* **WHAT IS EXPECTED**:
Go through the records below and copy out every line that contains the word "UMUM".

(Dataset records)

# # # # # # #

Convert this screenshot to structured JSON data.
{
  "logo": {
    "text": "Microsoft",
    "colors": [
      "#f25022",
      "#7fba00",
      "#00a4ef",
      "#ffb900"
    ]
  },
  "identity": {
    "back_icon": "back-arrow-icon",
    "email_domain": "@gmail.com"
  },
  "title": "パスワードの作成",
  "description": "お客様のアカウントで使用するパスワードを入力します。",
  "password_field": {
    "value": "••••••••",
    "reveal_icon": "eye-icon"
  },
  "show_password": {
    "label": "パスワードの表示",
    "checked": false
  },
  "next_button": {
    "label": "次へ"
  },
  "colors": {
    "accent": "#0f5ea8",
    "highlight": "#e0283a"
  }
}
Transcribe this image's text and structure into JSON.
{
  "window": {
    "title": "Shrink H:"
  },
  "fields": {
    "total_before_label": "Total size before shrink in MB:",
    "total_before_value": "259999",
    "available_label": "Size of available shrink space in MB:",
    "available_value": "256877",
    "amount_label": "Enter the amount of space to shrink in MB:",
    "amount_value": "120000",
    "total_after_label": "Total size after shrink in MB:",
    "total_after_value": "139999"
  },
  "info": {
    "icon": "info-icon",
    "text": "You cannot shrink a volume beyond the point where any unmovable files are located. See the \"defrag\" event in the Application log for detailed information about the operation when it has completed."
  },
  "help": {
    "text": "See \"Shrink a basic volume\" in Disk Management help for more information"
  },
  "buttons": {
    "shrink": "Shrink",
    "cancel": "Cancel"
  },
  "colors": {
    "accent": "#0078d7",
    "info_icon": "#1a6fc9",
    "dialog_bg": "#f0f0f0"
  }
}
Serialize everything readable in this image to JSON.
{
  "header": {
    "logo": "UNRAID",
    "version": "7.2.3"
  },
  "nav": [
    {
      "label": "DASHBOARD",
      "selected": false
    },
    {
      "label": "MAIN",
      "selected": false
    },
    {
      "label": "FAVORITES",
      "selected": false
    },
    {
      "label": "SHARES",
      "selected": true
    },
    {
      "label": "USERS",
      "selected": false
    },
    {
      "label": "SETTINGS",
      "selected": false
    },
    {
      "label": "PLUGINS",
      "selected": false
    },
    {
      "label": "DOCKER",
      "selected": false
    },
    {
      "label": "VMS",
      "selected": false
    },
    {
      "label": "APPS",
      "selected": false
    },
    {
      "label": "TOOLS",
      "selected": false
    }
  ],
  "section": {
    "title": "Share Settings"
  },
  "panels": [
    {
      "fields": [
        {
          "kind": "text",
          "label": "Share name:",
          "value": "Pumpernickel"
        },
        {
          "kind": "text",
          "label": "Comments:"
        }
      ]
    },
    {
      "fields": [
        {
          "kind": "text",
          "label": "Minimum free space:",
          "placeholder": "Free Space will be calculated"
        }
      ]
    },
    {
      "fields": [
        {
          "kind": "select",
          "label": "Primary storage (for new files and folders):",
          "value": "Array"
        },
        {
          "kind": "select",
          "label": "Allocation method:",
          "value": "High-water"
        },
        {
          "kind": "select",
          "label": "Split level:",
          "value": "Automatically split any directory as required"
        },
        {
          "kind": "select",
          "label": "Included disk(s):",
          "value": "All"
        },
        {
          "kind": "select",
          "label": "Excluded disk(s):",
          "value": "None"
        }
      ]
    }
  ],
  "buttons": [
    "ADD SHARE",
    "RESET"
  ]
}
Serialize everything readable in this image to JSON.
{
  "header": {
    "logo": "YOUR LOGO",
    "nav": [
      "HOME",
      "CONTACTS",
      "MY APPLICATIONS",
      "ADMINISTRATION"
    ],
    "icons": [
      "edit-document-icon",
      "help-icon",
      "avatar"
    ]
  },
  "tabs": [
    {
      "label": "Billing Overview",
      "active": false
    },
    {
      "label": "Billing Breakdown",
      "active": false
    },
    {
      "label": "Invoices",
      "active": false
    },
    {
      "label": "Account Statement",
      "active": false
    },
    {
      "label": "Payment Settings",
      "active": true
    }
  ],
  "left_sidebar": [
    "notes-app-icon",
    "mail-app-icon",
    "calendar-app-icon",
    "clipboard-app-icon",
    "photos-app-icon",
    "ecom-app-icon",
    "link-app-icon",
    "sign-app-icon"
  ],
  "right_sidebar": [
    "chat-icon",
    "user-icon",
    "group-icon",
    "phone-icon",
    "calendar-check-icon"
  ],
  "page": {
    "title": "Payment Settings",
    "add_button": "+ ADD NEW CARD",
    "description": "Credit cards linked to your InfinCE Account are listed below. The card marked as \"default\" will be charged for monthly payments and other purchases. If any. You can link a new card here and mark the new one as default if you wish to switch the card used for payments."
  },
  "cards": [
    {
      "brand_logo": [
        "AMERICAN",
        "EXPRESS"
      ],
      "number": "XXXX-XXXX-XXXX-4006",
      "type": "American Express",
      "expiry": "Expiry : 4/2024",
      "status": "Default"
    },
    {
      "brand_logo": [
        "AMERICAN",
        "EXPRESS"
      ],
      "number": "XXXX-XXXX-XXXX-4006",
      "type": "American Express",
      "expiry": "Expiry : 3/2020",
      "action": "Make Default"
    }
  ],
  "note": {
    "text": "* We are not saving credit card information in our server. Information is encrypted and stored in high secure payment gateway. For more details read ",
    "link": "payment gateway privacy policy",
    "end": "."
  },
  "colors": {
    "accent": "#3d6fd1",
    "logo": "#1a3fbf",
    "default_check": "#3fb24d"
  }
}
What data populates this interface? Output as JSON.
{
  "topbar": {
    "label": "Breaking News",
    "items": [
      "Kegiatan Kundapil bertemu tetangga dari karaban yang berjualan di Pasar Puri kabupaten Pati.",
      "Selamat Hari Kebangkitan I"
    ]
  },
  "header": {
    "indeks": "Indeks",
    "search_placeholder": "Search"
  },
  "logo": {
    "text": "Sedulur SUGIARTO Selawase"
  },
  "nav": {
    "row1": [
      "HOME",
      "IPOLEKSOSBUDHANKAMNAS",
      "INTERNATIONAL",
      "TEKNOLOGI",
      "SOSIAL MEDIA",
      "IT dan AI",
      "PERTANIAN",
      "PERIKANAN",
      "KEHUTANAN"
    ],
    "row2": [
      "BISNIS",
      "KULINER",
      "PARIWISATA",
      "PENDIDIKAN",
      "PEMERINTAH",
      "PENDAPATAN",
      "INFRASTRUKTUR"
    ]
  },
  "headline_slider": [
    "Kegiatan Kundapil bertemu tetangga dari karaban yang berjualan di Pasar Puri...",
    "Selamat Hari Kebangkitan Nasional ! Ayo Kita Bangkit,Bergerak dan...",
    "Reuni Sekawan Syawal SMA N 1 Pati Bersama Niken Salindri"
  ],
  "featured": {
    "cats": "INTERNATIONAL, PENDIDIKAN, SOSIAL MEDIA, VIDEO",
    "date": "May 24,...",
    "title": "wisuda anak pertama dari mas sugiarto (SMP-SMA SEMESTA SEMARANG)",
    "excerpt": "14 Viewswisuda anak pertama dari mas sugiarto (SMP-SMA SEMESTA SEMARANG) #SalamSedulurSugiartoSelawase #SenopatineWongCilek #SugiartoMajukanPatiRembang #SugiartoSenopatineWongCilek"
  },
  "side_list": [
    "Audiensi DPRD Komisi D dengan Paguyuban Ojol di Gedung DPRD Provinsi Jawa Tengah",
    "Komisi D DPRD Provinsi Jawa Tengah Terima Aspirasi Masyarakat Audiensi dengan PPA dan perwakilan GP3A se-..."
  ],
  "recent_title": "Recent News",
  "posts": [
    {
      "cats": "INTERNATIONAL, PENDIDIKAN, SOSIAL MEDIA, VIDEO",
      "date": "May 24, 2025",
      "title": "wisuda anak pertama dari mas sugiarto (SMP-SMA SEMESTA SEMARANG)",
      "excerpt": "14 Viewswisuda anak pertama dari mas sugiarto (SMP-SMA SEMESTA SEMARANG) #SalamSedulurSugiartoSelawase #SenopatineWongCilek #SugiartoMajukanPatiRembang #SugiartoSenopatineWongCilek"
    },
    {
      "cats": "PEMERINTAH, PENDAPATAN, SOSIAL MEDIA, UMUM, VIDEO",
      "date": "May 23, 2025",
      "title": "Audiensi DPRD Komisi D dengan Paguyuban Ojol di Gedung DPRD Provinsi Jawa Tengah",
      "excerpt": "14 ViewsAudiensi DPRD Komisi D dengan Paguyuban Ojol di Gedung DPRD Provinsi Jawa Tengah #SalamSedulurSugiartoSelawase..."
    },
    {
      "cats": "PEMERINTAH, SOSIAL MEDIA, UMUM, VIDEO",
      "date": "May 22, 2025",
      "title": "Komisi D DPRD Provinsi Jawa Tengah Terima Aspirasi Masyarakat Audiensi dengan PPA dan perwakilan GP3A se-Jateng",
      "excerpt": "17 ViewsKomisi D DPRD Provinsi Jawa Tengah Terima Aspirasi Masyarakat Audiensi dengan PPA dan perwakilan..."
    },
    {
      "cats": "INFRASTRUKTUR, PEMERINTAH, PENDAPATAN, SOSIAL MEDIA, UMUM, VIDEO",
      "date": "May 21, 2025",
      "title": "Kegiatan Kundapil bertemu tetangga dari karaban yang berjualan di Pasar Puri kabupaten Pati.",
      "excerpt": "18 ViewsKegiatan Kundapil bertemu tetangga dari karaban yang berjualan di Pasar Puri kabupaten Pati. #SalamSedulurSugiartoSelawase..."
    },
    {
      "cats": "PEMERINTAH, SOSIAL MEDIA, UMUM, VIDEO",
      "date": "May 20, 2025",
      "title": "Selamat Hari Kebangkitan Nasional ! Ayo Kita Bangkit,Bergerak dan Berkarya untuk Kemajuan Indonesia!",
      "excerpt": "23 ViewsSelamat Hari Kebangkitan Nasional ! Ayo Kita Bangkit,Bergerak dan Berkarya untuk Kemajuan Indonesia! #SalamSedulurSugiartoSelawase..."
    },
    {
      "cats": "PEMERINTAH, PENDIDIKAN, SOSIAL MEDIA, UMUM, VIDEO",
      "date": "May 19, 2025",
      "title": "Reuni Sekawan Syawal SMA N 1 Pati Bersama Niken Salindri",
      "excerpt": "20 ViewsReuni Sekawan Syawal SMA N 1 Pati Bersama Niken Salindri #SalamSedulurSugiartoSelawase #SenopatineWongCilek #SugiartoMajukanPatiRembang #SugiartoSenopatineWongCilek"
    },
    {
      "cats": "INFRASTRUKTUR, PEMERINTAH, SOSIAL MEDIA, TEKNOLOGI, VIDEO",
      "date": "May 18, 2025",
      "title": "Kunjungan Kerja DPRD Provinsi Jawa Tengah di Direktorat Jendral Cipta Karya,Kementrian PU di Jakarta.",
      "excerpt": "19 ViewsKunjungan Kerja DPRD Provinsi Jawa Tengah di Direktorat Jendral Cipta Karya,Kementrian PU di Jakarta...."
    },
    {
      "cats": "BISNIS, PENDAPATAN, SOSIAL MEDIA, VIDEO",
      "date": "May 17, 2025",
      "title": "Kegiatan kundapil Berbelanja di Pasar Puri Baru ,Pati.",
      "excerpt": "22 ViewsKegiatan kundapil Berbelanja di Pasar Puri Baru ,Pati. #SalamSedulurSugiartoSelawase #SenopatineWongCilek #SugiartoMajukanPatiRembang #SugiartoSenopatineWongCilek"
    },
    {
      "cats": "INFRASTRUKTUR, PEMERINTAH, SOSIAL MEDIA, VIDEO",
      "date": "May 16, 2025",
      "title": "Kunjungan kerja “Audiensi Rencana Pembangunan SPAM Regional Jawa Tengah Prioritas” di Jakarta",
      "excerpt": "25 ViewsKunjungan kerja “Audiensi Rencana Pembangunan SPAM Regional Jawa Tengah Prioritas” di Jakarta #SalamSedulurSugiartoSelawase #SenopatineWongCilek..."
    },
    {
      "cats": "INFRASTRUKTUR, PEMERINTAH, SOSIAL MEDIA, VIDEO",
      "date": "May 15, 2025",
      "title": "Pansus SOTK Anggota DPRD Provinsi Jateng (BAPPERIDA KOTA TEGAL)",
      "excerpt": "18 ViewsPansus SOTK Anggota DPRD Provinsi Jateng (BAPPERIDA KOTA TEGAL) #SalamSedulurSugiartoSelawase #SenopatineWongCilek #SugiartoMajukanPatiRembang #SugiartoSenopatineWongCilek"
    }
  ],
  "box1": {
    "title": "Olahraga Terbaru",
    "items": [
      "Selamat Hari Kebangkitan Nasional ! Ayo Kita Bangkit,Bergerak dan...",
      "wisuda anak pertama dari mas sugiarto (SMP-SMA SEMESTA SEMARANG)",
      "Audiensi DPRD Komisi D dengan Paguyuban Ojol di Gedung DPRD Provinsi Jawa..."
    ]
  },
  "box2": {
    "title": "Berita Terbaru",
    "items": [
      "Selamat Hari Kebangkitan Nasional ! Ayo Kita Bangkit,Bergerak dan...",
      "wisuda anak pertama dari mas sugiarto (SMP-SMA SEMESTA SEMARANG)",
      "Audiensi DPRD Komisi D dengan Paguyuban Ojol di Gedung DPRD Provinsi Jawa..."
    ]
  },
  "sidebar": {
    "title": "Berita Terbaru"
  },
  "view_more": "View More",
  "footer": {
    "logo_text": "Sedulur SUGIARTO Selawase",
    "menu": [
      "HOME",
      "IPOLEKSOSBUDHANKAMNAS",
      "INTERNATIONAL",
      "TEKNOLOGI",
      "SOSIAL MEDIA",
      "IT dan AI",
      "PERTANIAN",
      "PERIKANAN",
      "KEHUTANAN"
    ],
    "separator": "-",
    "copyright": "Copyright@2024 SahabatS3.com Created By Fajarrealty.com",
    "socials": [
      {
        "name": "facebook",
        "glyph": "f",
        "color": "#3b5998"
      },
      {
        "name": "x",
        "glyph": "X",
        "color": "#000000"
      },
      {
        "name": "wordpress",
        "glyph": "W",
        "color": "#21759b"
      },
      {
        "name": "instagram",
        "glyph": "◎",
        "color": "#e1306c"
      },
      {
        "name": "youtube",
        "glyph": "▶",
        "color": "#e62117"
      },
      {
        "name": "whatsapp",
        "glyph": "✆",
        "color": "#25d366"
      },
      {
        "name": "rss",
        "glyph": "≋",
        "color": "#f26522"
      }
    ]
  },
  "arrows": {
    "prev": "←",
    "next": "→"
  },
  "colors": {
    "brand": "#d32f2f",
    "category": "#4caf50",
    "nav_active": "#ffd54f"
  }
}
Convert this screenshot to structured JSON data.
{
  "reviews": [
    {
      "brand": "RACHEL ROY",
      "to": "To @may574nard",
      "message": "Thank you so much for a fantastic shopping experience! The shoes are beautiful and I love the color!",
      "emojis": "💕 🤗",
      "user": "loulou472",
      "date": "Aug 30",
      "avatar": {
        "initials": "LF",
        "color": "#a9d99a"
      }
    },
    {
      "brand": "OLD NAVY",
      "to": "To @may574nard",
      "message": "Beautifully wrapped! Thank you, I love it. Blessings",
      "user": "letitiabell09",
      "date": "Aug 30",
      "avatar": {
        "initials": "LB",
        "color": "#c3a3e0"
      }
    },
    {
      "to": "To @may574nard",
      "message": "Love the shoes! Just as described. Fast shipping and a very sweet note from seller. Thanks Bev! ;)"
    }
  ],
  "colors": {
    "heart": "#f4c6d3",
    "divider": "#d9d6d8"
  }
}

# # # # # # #

* **FINAL ANSWER**:
      "cats": "PEMERINTAH, PENDAPATAN, SOSIAL MEDIA, UMUM, VIDEO",
      "cats": "PEMERINTAH, SOSIAL MEDIA, UMUM, VIDEO",
      "cats": "INFRASTRUKTUR, PEMERINTAH, PENDAPATAN, SOSIAL MEDIA, UMUM, VIDEO",
      "cats": "PEMERINTAH, SOSIAL MEDIA, UMUM, VIDEO",
      "cats": "PEMERINTAH, PENDIDIKAN, SOSIAL MEDIA, UMUM, VIDEO",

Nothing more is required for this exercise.